Shaheed Bhagat Singh chowk

by Haroon Khalid

There are few people who have challenged the status of Gandhi as being the most famous leaders of the Indian Freedom Movement. Bhagat Singh at the age of 23 was able to do that. This name has received immense coverage in the recent years, courtesy of the Indian cinema. Had it not been due to the recent popular Indian movies, not many people in Pakistan would have been aware of this young revolutionary, who shook the foundations of the British Imperial Empire, and gave a new impetus to the freedom struggle. His methods and methodology was a marked departure from the popular modus operandi of the Congress Party.
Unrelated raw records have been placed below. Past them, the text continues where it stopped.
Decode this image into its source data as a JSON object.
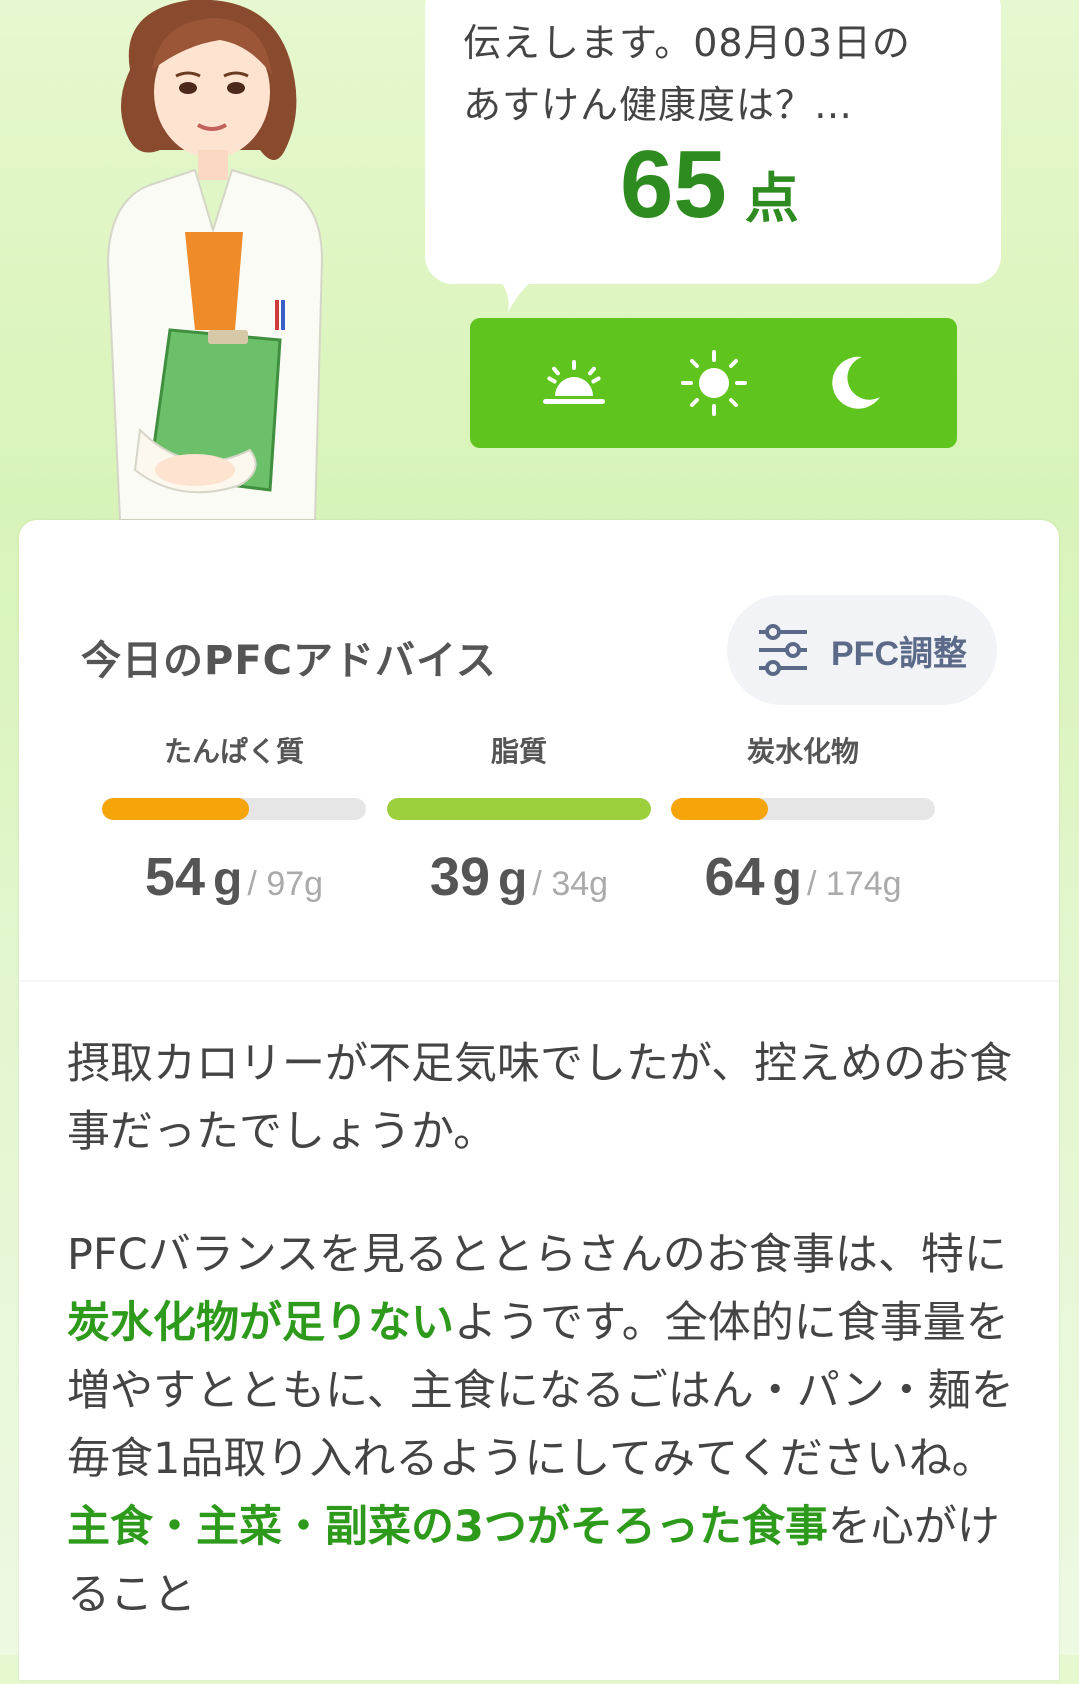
{
  "bubble": {
    "line1": "伝えします。08月03日の",
    "line2": "あすけん健康度は？…",
    "score": "65",
    "score_unit": "点"
  },
  "time_buttons": [
    {
      "icon": "sunrise-icon"
    },
    {
      "icon": "sun-icon"
    },
    {
      "icon": "moon-icon"
    }
  ],
  "card": {
    "title": "今日のPFCアドバイス",
    "adjust_label": "PFC調整"
  },
  "nutrients": [
    {
      "name": "たんぱく質",
      "current": "54",
      "unit": "g",
      "target": "97",
      "fill": 0.557,
      "color": "#f5a40a"
    },
    {
      "name": "脂質",
      "current": "39",
      "unit": "g",
      "target": "34",
      "fill": 1.0,
      "color": "#9ccf3c"
    },
    {
      "name": "炭水化物",
      "current": "64",
      "unit": "g",
      "target": "174",
      "fill": 0.368,
      "color": "#f5a40a"
    }
  ],
  "advice": {
    "p1": "摂取カロリーが不足気味でしたが、控えめのお食事だったでしょうか。",
    "p2_a": "PFCバランスを見るととらさんのお食事は、特に",
    "p2_hl1": "炭水化物が足りない",
    "p2_b": "ようです。全体的に食事量を増やすとともに、主食になるごはん・パン・麺を毎食1品取り入れるようにしてみてくださいね。",
    "p2_hl2": "主食・主菜・副菜の3つがそろった食事",
    "p2_c": "を心がけること"
  },
  "colors": {
    "accent_green": "#5fc41e",
    "score_green": "#2e8b1f",
    "protein_bar": "#f5a40a",
    "fat_bar": "#9ccf3c",
    "carb_bar": "#f5a40a"
  }
}
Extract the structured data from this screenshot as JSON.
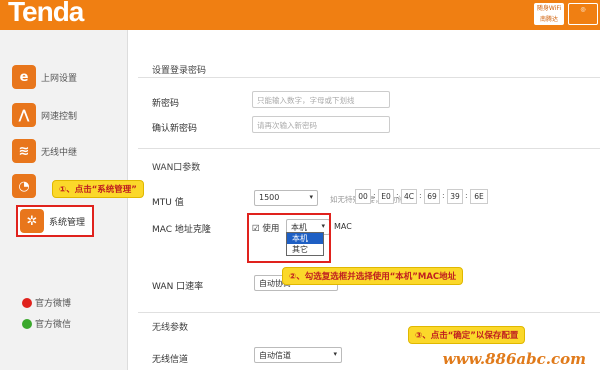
{
  "header": {
    "logo": "Tenda",
    "badge_1": "随身WiFi\n南腾达"
  },
  "sidebar": {
    "items": [
      {
        "label": "上网设置",
        "icon": "e",
        "color": "#e8761c"
      },
      {
        "label": "网速控制",
        "icon": "~",
        "color": "#e8761c"
      },
      {
        "label": "无线中继",
        "icon": "≋",
        "color": "#e8761c"
      },
      {
        "label": "",
        "icon": "◔",
        "color": "#e8761c"
      },
      {
        "label": "系统管理",
        "icon": "✲",
        "color": "#e8761c"
      }
    ],
    "weibo": "官方微博",
    "wechat": "官方微信"
  },
  "login_section": {
    "title": "设置登录密码",
    "new_password_label": "新密码",
    "new_password_placeholder": "只能输入数字，字母或下划线",
    "confirm_label": "确认新密码",
    "confirm_placeholder": "请再次输入新密码"
  },
  "wan_section": {
    "title": "WAN口参数",
    "mtu_label": "MTU 值",
    "mtu_value": "1500",
    "mtu_hint": "如无特殊需要，请勿修改",
    "mac_label": "MAC 地址克隆",
    "use_label": "使用",
    "mac_select": "本机",
    "mac_prefix": "MAC",
    "mac": [
      "00",
      "E0",
      "4C",
      "69",
      "39",
      "6E"
    ],
    "dropdown_options": [
      "本机",
      "其它"
    ],
    "speed_label": "WAN 口速率",
    "speed_value": "自动协商"
  },
  "wireless_section": {
    "title": "无线参数",
    "channel_label": "无线信道",
    "channel_value": "自动信道"
  },
  "annotations": {
    "step1": "①、点击“系统管理”",
    "step2": "②、勾选复选框并选择使用“本机”MAC地址",
    "step3": "③、点击“确定”以保存配置"
  },
  "watermark": "www.886abc.com"
}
Initially Bhagat Singh supported Gandhi’s cause, but after the sudden end to the non-cooperation movement following the Chauri Chaura incident, he was disillusioned by the non-violence of Gandhi, preferring doing things his own way. Bhagat Singh says in his writings that when the deaf can’t hear, their ears need to be pulled up; ‘To make the deaf hear’. His bombing of the Delhi Assembly was to achieve this purpose. The aim was not to kill anyone, as a low intensity bomb was used, and it was thrown at a vacant location, where minimum damage could be achieved. It was thrown only with the purpose of making their voice reach to the ears of the rulers. Gandhi rejected the ‘cowardly’ act; however both Jinnah and Nehru developed a romantic association with this young patriot and tried till the end to stop the hanging of Bhagat Singh. Continue reading

A visit to Bhagat Singh’s village
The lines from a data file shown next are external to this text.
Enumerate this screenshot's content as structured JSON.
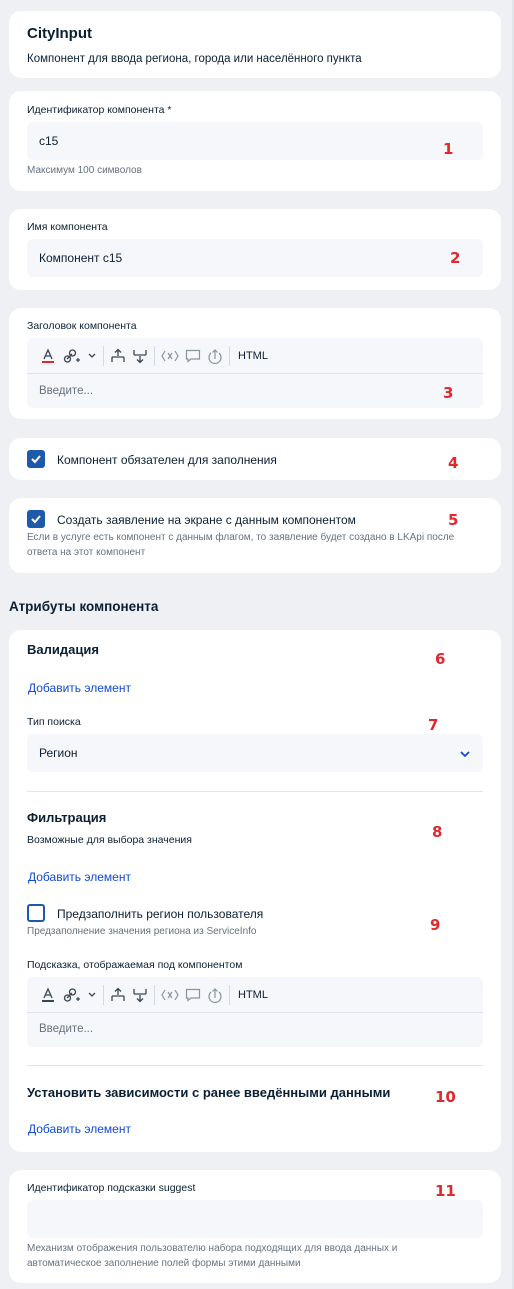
{
  "header": {
    "title": "CityInput",
    "description": "Компонент для ввода региона, города или населённого пункта"
  },
  "id_field": {
    "label": "Идентификатор компонента *",
    "value": "c15",
    "hint": "Максимум 100 символов",
    "marker": "1"
  },
  "name_field": {
    "label": "Имя компонента",
    "value": "Компонент c15",
    "marker": "2"
  },
  "heading_field": {
    "label": "Заголовок компонента",
    "placeholder": "Введите...",
    "html_label": "HTML",
    "marker": "3"
  },
  "required_check": {
    "label": "Компонент обязателен для заполнения",
    "checked": true,
    "marker": "4"
  },
  "statement_check": {
    "label": "Создать заявление на экране с данным компонентом",
    "hint_line1": "Если в услуге есть компонент с данным флагом, то заявление будет создано в LKApi после",
    "hint_line2": "ответа на этот компонент",
    "checked": true,
    "marker": "5"
  },
  "attributes": {
    "section_title": "Атрибуты компонента",
    "validation": {
      "title": "Валидация",
      "add_link": "Добавить элемент",
      "marker": "6"
    },
    "search_type": {
      "label": "Тип поиска",
      "value": "Регион",
      "marker": "7"
    },
    "filtration": {
      "title": "Фильтрация",
      "subtitle": "Возможные для выбора значения",
      "add_link": "Добавить элемент",
      "marker": "8"
    },
    "prefill": {
      "label": "Предзаполнить регион пользователя",
      "hint": "Предзаполнение значения региона из ServiceInfo",
      "checked": false,
      "marker": "9"
    },
    "hint_editor": {
      "label": "Подсказка, отображаемая под компонентом",
      "placeholder": "Введите...",
      "html_label": "HTML"
    },
    "dependencies": {
      "title": "Установить зависимости с ранее введёнными данными",
      "add_link": "Добавить элемент",
      "marker": "10"
    }
  },
  "suggest_field": {
    "label": "Идентификатор подсказки suggest",
    "value": "",
    "hint_line1": "Механизм отображения пользователю набора подходящих для ввода данных и",
    "hint_line2": "автоматическое заполнение полей формы этими данными",
    "marker": "11"
  },
  "colors": {
    "background": "#eef0f4",
    "card": "#ffffff",
    "link": "#0d4cd3",
    "checkbox": "#1d5aab",
    "marker": "#e0282e"
  }
}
by Haroon Khalid

Amongst the numerous Punjabi patriots that have been borne over centuries, arguably, Sardar Bhagat Singh’s personality stands as the tallest in stature, fame, and sacrifice. However, a strange event occurred after the death of this son of Punjab. The land that he called his mother got divided into two parts. This partition not only divided land but also mentalities, families and heroes. A strong sense of ‘us’ and ‘them’ were forged, to invoke patriotism, justifying the partition, or the betrayal, fueling nationalism. What is Indian is anti-Pakistani and vice-versa.

In this division of history, where does Bhagat Singh stand? He was an Indian when he died, but can he become a Pakistani after Pakistan, based on his ancestral village. Logic has it that he should become an Indian like Allama Iqbal became a Pakistani. We know that Bhagat Singh was an atheist. Can Pakistanis even dare to own atheist heroes? Now that is a path I am frightened to tread on. Continue reading

Bradlaugh Hall: A symbol of a revolution

by Haroon Khalid

From 1900 till 1947, for almost half a century the famous Bradlaugh Hall of Lahore situated on the Rettigan road, remained a symbol of Revolution for the entire British India. Charles Bradlaugh, Lala Lajpat Rai, Maulana Zafar Ali Khan, Ajeet Singh, Bhagat Singh, and Jawaharlal Nehru all towering figures of their times have been associated with this hall. What should have been preserved as the museum of political revolution in Lahore lies in shambles near the University of Veterinary and Animal Sciences today. There is a huge lock on the entrance of the hall placed there by The Evacuee Trust Property Board (ETPB). The gloomier aspect is that not many people of the city today are aware of the political, cultural and social significance of the Bradlaugh Hall. There are a few people who are actually aware of its existence.

Rettigan road in the late 19th century was occupied by massive British bungalows. This was the elite section of the town. Charles Bradlaugh, an English Parliamentarian, advocate of Indian freedom from the British yoke, bought a piece of land here. Bradlaugh unlike his fellow British conservatives belonged to a different school of thought. He was one of the most famous atheists of his time who refused to take the oath on Bible when elected in the Parliament. He was also one of those Parliamentarians who advocated that the Indian people should be allowed to choose their own fate; in the Parliament. His resolution was accepted. Continue reading